last month CSM wrote this piece on a controversial worker cooperative/government assited program aimed at helping barrio residents to identify and repair their own neighborhoods. even so, most wonder why one of the world's most rich oil producing countries has left most people in total poverty.

and, recently the BBC reported on Chavez' vow to accelerate his controversial programme of land redistribution. Under President Chavez's administration, new laws have been passed to allow the state to seize underused ranches without compensation. there are also lots of good related news articles within this one.

rn said...

Thanks, bfunk, for the intriguing additions.

In browsing some of the links and thinging about things further, I must admit I have some misgivings.

For professionals who know nothing about barrios or squatter communities, these efforts are revelatory. But there's always an intermediary: the professional who is representing the barrio to the outside world. 'Caracas case,' for instance, offers many professional takes on the barrios of Venezuela's capital: planners, architects, photographers, sociologists are all involved.

I'm more interested in immediacy, in the people who live in the barrios choosing how they want to be represented (or, indeed, whether they want to be represented) or representing themselves. These kinds of efforts are more empowering and effective when the intention is bottom-up rather than top down.

The question is how to empower and amplify voices from below.

Bryan Finoki said...

yes, i agree, i too am always skeptical of professionals who think their involvement by right of their profession is crucial or somehow more important than the efforts made by the communities themselves. arrogance and professional elitism generally tries to dictate solutions for the poor rather than assist them, is suppose. and more often, the top-down approach lacks a fundamental understanding of the identity, culture, and power of the squatter communities themselves, whom often have the solutions, just lesser means for realizing them. nevertheless, i do feel it is important that professionals (like architects, planners, etc) take more than an interest in these communities and do something to try and help by utilizing their skills. if architects take an interest that experience will also translate from the bottom up into other spheres and perhaps influence change on other levels where change in perception is needed. but, how and what approach exactly should be taken? what role does the architect have in engaging this type of problem? the relationship between architects and these communities is something i would like to see develop over the years for numerous reasons. architect as activist less architect as master planner. but in what capacity? regardless, i believe that role must further enable the squatters to define their own identity, as you say, help express their own self-representation.
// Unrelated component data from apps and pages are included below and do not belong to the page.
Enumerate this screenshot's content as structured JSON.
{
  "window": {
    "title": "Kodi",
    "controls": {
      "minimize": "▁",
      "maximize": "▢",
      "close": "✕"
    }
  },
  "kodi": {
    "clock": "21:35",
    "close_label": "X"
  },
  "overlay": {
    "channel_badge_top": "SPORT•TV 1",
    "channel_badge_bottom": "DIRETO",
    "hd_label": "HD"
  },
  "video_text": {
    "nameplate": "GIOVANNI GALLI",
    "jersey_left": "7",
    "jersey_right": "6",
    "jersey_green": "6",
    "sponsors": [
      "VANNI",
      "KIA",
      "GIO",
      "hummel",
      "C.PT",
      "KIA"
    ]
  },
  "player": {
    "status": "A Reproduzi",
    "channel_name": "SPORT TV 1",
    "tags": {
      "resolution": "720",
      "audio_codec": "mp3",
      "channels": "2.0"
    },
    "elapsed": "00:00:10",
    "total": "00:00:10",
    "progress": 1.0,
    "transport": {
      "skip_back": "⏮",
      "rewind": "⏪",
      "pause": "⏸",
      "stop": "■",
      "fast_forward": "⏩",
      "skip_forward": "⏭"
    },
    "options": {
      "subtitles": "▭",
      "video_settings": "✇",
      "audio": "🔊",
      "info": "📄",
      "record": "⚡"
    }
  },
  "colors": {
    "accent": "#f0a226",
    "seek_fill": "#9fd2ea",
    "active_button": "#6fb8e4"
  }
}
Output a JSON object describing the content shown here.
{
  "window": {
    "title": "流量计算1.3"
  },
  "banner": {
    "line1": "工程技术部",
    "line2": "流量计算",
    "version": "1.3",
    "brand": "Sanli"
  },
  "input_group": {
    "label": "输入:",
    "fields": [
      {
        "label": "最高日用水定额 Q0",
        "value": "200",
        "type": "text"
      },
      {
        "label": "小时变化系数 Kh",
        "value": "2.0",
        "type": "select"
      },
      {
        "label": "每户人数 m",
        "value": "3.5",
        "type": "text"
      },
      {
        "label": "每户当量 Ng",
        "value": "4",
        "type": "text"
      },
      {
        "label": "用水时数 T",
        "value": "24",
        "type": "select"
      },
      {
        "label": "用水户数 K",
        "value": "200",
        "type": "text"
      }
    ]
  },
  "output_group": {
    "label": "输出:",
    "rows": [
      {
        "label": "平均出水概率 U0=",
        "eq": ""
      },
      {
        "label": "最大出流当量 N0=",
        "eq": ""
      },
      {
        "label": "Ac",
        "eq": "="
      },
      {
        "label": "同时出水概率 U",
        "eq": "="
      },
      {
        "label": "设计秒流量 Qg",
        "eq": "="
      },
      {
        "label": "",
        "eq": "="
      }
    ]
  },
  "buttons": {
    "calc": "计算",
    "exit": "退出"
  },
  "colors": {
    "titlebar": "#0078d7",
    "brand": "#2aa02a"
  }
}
rn said...

Absolutely, b. And I am keenly aware that I am not immune from the problem either. After all, I am representing squatters in my work, too.

There's nothing wrong with professionals being involved in these communities as long as the communities call the shots. That's why I liked the group in Pune, India I blogged about (and you provided a link to) in the prior post. An architect was willing to accept that some people were more interested in getting water piped to their homes than in getting new homes. Others thought garbage collection and sewer pipes were more important than renovated houses. These choices need to be up to the communities themselves.